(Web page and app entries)
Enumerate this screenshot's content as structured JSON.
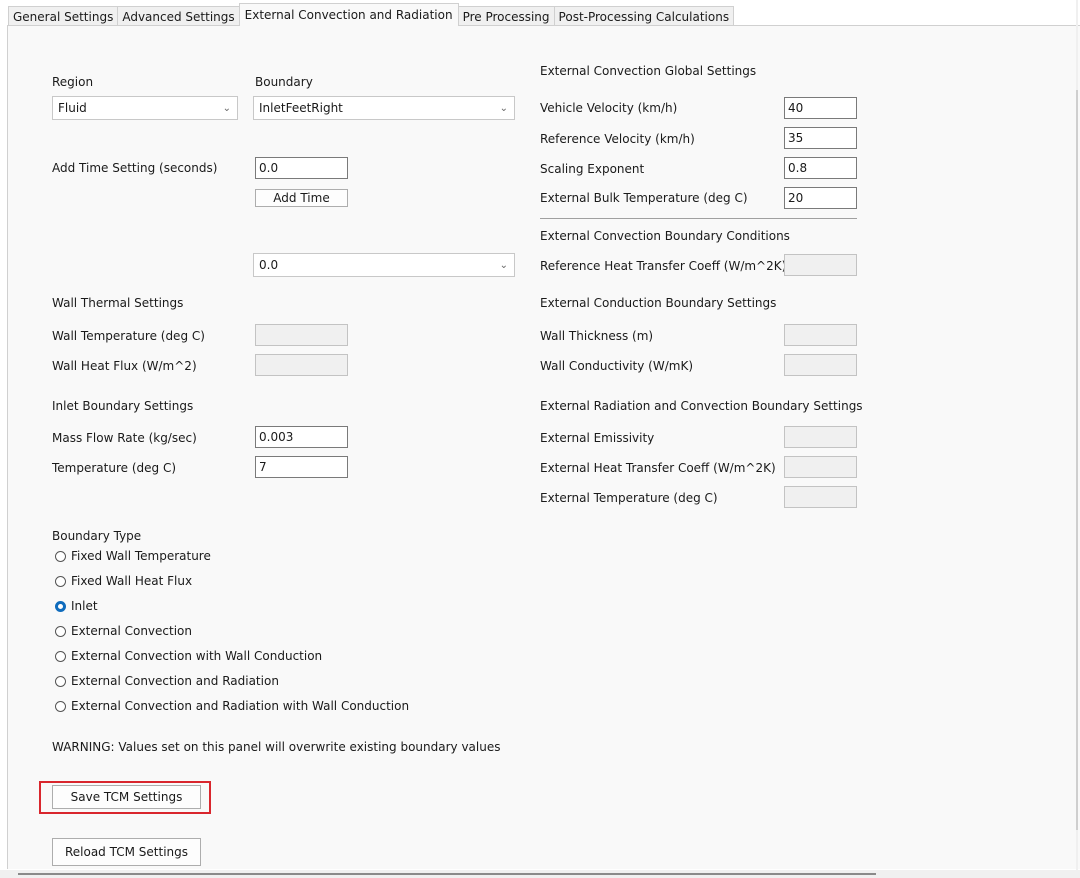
{
  "tabs": [
    {
      "label": "General Settings",
      "active": false
    },
    {
      "label": "Advanced Settings",
      "active": false
    },
    {
      "label": "External Convection and Radiation",
      "active": true
    },
    {
      "label": "Pre Processing",
      "active": false
    },
    {
      "label": "Post-Processing Calculations",
      "active": false
    }
  ],
  "region": {
    "label": "Region",
    "value": "Fluid"
  },
  "boundary": {
    "label": "Boundary",
    "value": "InletFeetRight"
  },
  "add_time": {
    "label": "Add Time Setting (seconds)",
    "value": "0.0",
    "button": "Add Time"
  },
  "time_select": {
    "value": "0.0"
  },
  "wall_thermal": {
    "heading": "Wall Thermal Settings",
    "temperature_label": "Wall Temperature (deg C)",
    "temperature_value": "",
    "heat_flux_label": "Wall Heat Flux (W/m^2)",
    "heat_flux_value": ""
  },
  "inlet": {
    "heading": "Inlet Boundary Settings",
    "mass_flow_label": "Mass Flow Rate (kg/sec)",
    "mass_flow_value": "0.003",
    "temperature_label": "Temperature (deg C)",
    "temperature_value": "7"
  },
  "boundary_type": {
    "heading": "Boundary Type",
    "options": [
      {
        "label": "Fixed Wall Temperature",
        "checked": false
      },
      {
        "label": "Fixed Wall Heat Flux",
        "checked": false
      },
      {
        "label": "Inlet",
        "checked": true
      },
      {
        "label": "External Convection",
        "checked": false
      },
      {
        "label": "External Convection with Wall Conduction",
        "checked": false
      },
      {
        "label": "External Convection and Radiation",
        "checked": false
      },
      {
        "label": "External Convection and Radiation with Wall Conduction",
        "checked": false
      }
    ]
  },
  "warning": "WARNING: Values set on this panel will overwrite existing boundary values",
  "save_button": "Save TCM Settings",
  "reload_button": "Reload TCM Settings",
  "global": {
    "heading": "External Convection Global Settings",
    "fields": [
      {
        "label": "Vehicle Velocity (km/h)",
        "value": "40"
      },
      {
        "label": "Reference Velocity (km/h)",
        "value": "35"
      },
      {
        "label": "Scaling Exponent",
        "value": "0.8"
      },
      {
        "label": "External Bulk Temperature (deg C)",
        "value": "20"
      }
    ]
  },
  "conv_bc": {
    "heading": "External Convection Boundary Conditions",
    "ref_htc_label": "Reference Heat Transfer Coeff (W/m^2K)",
    "ref_htc_value": ""
  },
  "conduction": {
    "heading": "External Conduction Boundary Settings",
    "thickness_label": "Wall Thickness (m)",
    "thickness_value": "",
    "conductivity_label": "Wall Conductivity (W/mK)",
    "conductivity_value": ""
  },
  "radiation": {
    "heading": "External Radiation and Convection Boundary Settings",
    "emissivity_label": "External Emissivity",
    "emissivity_value": "",
    "htc_label": "External Heat Transfer Coeff (W/m^2K)",
    "htc_value": "",
    "temperature_label": "External Temperature (deg C)",
    "temperature_value": ""
  },
  "colors": {
    "accent": "#0f6cbd",
    "highlight": "#d9262d"
  }
}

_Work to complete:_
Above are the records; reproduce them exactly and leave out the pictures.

_Written answer:_
Enumerate this screenshot's content as structured JSON.
{
  "tabs": [
    {
      "label": "General Settings",
      "active": false
    },
    {
      "label": "Advanced Settings",
      "active": false
    },
    {
      "label": "External Convection and Radiation",
      "active": true
    },
    {
      "label": "Pre Processing",
      "active": false
    },
    {
      "label": "Post-Processing Calculations",
      "active": false
    }
  ],
  "region": {
    "label": "Region",
    "value": "Fluid"
  },
  "boundary": {
    "label": "Boundary",
    "value": "InletFeetRight"
  },
  "add_time": {
    "label": "Add Time Setting (seconds)",
    "value": "0.0",
    "button": "Add Time"
  },
  "time_select": {
    "value": "0.0"
  },
  "wall_thermal": {
    "heading": "Wall Thermal Settings",
    "temperature_label": "Wall Temperature (deg C)",
    "temperature_value": "",
    "heat_flux_label": "Wall Heat Flux (W/m^2)",
    "heat_flux_value": ""
  },
  "inlet": {
    "heading": "Inlet Boundary Settings",
    "mass_flow_label": "Mass Flow Rate (kg/sec)",
    "mass_flow_value": "0.003",
    "temperature_label": "Temperature (deg C)",
    "temperature_value": "7"
  },
  "boundary_type": {
    "heading": "Boundary Type",
    "options": [
      {
        "label": "Fixed Wall Temperature",
        "checked": false
      },
      {
        "label": "Fixed Wall Heat Flux",
        "checked": false
      },
      {
        "label": "Inlet",
        "checked": true
      },
      {
        "label": "External Convection",
        "checked": false
      },
      {
        "label": "External Convection with Wall Conduction",
        "checked": false
      },
      {
        "label": "External Convection and Radiation",
        "checked": false
      },
      {
        "label": "External Convection and Radiation with Wall Conduction",
        "checked": false
      }
    ]
  },
  "warning": "WARNING: Values set on this panel will overwrite existing boundary values",
  "save_button": "Save TCM Settings",
  "reload_button": "Reload TCM Settings",
  "global": {
    "heading": "External Convection Global Settings",
    "fields": [
      {
        "label": "Vehicle Velocity (km/h)",
        "value": "40"
      },
      {
        "label": "Reference Velocity (km/h)",
        "value": "35"
      },
      {
        "label": "Scaling Exponent",
        "value": "0.8"
      },
      {
        "label": "External Bulk Temperature (deg C)",
        "value": "20"
      }
    ]
  },
  "conv_bc": {
    "heading": "External Convection Boundary Conditions",
    "ref_htc_label": "Reference Heat Transfer Coeff (W/m^2K)",
    "ref_htc_value": ""
  },
  "conduction": {
    "heading": "External Conduction Boundary Settings",
    "thickness_label": "Wall Thickness (m)",
    "thickness_value": "",
    "conductivity_label": "Wall Conductivity (W/mK)",
    "conductivity_value": ""
  },
  "radiation": {
    "heading": "External Radiation and Convection Boundary Settings",
    "emissivity_label": "External Emissivity",
    "emissivity_value": "",
    "htc_label": "External Heat Transfer Coeff (W/m^2K)",
    "htc_value": "",
    "temperature_label": "External Temperature (deg C)",
    "temperature_value": ""
  },
  "colors": {
    "accent": "#0f6cbd",
    "highlight": "#d9262d"
  }
}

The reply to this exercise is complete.